Reminder: Local Fauna Gets Thirsty In Winter Too

Please remember our local fauna will also get thirsty during Winter - especially during long dry periods with little or no rain and lots of wind. Leaving a dish of water outside will enable them to quench their thirst. 

A shallow dish with twigs leading into and out of it is great for smaller lizards like slinks while this lovely, a Newport ring-tailed possum, will quite happily sup from a deeper dish. Photo courtesy Sonja Elwood.

Should You Share Data Of Threatened Species?
Or Should You Decline A Nature Selfie To Save Exotics From The Hordes?

July 23, 2018: University of Sydney
Scientists publishing locations of rare species have been blamed for helping poachers drive them to extinction, such as the local extinction of the Chinese cave gecko.

But an international group of scientists lead by Dr Ayesha Tulloch from the University of Sydney and the University of Queensland believes that data publishing is important to help many species.

"Species, like Australia's tiny grassland earless dragon, have received greater environmental protection because published data was available to show that they were in trouble," said Dr Tulloch.

"The challenge is to share data in a way that avoids perverse outcomes such as local species extinctions from human exploitation.

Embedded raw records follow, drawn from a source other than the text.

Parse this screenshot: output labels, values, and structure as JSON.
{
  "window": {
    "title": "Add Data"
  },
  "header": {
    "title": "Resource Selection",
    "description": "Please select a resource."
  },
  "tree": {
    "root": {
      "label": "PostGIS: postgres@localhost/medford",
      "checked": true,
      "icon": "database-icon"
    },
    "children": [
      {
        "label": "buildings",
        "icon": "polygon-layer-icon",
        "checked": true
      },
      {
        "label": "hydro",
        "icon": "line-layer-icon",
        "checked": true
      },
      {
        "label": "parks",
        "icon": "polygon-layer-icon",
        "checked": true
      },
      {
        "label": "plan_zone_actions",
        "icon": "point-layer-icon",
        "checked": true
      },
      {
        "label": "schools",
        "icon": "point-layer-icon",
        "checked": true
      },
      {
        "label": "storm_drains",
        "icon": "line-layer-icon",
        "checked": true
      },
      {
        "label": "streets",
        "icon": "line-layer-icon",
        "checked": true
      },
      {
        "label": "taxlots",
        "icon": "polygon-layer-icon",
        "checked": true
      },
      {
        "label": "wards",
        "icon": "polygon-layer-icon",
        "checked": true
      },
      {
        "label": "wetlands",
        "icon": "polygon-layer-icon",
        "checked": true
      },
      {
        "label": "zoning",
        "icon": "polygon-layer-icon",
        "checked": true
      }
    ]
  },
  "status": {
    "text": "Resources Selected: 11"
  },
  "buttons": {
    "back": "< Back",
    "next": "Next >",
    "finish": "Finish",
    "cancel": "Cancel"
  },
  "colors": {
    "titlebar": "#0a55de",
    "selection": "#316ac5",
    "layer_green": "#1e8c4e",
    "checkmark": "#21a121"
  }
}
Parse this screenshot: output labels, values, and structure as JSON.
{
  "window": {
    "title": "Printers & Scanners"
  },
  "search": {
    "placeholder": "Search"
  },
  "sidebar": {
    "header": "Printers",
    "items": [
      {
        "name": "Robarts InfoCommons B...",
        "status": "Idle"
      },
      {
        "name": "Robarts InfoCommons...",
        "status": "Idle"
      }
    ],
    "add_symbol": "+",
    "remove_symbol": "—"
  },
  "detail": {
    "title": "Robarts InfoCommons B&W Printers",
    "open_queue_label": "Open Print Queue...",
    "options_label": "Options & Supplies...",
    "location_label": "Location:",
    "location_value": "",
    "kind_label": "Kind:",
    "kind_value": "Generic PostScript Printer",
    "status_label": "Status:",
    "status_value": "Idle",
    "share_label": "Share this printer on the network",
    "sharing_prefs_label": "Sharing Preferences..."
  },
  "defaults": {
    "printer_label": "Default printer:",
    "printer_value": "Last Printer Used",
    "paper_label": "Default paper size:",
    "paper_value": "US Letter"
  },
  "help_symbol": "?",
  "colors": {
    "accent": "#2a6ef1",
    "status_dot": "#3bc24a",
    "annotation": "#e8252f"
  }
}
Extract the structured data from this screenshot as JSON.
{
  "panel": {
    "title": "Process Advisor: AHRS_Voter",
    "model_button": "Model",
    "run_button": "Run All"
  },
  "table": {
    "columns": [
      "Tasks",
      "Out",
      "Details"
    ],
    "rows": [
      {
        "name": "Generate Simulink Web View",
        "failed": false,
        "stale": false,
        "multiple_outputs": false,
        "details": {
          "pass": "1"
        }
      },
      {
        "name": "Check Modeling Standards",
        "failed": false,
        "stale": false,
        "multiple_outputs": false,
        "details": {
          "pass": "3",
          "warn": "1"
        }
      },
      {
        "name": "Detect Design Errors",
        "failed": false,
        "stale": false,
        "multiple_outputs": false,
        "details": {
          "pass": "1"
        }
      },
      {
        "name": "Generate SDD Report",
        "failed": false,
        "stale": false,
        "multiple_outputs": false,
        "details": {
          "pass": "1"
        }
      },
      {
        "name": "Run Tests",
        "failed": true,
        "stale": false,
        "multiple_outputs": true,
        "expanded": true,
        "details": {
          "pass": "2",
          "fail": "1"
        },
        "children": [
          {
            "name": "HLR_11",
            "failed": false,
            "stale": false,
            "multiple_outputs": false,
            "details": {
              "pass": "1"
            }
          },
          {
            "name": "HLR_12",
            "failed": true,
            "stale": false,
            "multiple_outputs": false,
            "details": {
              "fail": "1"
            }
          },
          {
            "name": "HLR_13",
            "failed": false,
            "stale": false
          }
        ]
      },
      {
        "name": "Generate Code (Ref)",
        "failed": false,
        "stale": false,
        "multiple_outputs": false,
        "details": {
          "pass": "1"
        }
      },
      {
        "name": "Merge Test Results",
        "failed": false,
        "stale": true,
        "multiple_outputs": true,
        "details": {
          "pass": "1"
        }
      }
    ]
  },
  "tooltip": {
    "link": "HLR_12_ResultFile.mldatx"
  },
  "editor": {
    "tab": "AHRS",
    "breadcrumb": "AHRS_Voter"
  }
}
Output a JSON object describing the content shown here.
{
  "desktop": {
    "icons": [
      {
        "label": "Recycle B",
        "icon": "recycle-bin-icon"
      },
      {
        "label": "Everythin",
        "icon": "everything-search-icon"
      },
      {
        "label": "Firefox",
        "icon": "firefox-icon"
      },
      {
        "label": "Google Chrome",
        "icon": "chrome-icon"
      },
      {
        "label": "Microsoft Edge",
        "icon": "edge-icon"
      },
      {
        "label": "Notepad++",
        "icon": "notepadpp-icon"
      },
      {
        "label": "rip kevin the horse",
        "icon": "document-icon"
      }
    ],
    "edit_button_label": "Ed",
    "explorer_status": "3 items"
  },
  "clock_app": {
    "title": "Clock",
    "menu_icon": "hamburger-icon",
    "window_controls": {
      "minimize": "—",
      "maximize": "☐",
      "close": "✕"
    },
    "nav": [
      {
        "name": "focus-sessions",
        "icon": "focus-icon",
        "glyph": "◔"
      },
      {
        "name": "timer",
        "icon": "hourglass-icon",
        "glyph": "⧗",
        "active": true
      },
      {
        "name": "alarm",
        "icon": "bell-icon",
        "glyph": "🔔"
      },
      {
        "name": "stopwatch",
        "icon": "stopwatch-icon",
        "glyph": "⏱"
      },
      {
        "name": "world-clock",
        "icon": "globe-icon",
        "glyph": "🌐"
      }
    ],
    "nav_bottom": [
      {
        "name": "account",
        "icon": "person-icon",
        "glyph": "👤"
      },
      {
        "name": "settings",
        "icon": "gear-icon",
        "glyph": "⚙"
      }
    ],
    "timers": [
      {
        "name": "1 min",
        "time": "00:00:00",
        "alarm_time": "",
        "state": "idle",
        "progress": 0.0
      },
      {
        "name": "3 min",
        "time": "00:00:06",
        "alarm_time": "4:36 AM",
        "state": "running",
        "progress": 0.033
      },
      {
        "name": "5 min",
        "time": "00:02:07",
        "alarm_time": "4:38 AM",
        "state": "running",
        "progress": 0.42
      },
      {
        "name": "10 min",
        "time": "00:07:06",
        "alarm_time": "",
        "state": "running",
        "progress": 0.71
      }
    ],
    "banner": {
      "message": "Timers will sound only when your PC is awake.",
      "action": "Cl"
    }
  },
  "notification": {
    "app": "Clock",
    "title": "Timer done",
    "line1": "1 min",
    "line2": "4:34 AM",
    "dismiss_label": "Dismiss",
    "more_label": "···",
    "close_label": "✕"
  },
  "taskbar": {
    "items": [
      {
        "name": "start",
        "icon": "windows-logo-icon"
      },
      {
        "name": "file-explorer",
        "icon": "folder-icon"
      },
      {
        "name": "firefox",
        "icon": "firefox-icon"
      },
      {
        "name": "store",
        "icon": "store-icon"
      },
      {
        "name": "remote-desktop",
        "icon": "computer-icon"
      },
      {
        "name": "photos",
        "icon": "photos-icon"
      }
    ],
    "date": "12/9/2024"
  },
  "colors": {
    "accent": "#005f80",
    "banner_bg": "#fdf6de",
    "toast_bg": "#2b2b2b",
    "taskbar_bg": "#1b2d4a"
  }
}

"It is undeniable that in some cases, poachers have used published data to hunt down rare animals for the illegal wildlife trade.

"And even well-meaning people like bird watchers and sight seers can sometimes do damage when enough of them trample a patch of habitat."

"Which is why scientists and conservationists have continually called on location data to be turned off in nature photos to help preserve species."

"But stopping all data publishing is not the answer. Data publishing has also led to improved protection and conservation for many species.

"Good data helps conservation managers know where action is needed."

Dr Tulloch -- whose affiliations include The Centre of Excellence for Environmental Decisions and the Threatened Species Recovery Hub of the National Environmental Science Program; and the Desert Ecology Research Group -- said sharing data takes a balanced approach.

To address the challenge Dr Tulloch collaborated with scientists from nine organisations to design a framework that helps researchers and conservationists choose how to share sensitive data.

"A key aspect is identifying whether poaching, illegal trade or disturbance from eager spectators really poses a real threat which can't be managed.

"Then there are a number of ways you can deal with that data, such as only showing locations in 100km grid squares, that could allow it to be published without putting those species at risk.

"The sharing of species information is here to stay," said Dr Tulloch.

"Being clear about the pros and cons of making the data public will ensure that species are not put in more danger from new data being out in the public domain."

The authors of this paper are from the University of Queensland, Wildlife Conservation Society, the University of Sydney, Birdlife Australia, the University of Kansas, CSIRO, Terrestrial Ecosystem Research Network at the University of Adelaide, NSW Office of Environment and Heritage, and the Australian Museum.

Ayesha I. T. Tulloch, Nancy Auerbach, Stephanie Avery-Gomm, Elisa Bayraktarov, Nathalie Butt, Chris R. Dickman, Glenn Ehmke, Diana O. Fisher, Hedley Grantham, Matthew H. Holden, Tyrone H. Lavery, Nicholas P. Leseberg, Miles Nicholls, James O’Connor, Leslie Roberson, Anita K. Smyth, Zoe Stone, Vivitskaia Tulloch, Eren Turak, Glenda M. Wardle, James E. M. Watson. A decision tree for assessing the risks and benefits of publishing biodiversity data. Nature Ecology & Evolution, 2018; 2 (8): 1209 DOI: 10.1038/s41559-018-0608-1

The Night Parrot (Pezoporus occidentalis), was recently rediscovered in the arid zone of Australia. Exact population locations were kept secret to prevent the birds being disturbed by eager bird watchers or targeted by poachers. Historical published data is helping conservation managers to better understand the species. Credit: Nicholas P. Leseberg.

Disclaimer: These articles are not intended to provide medical advice, diagnosis or treatment.  Views expressed here do not necessarily reflect those of Pittwater Online News or its staff.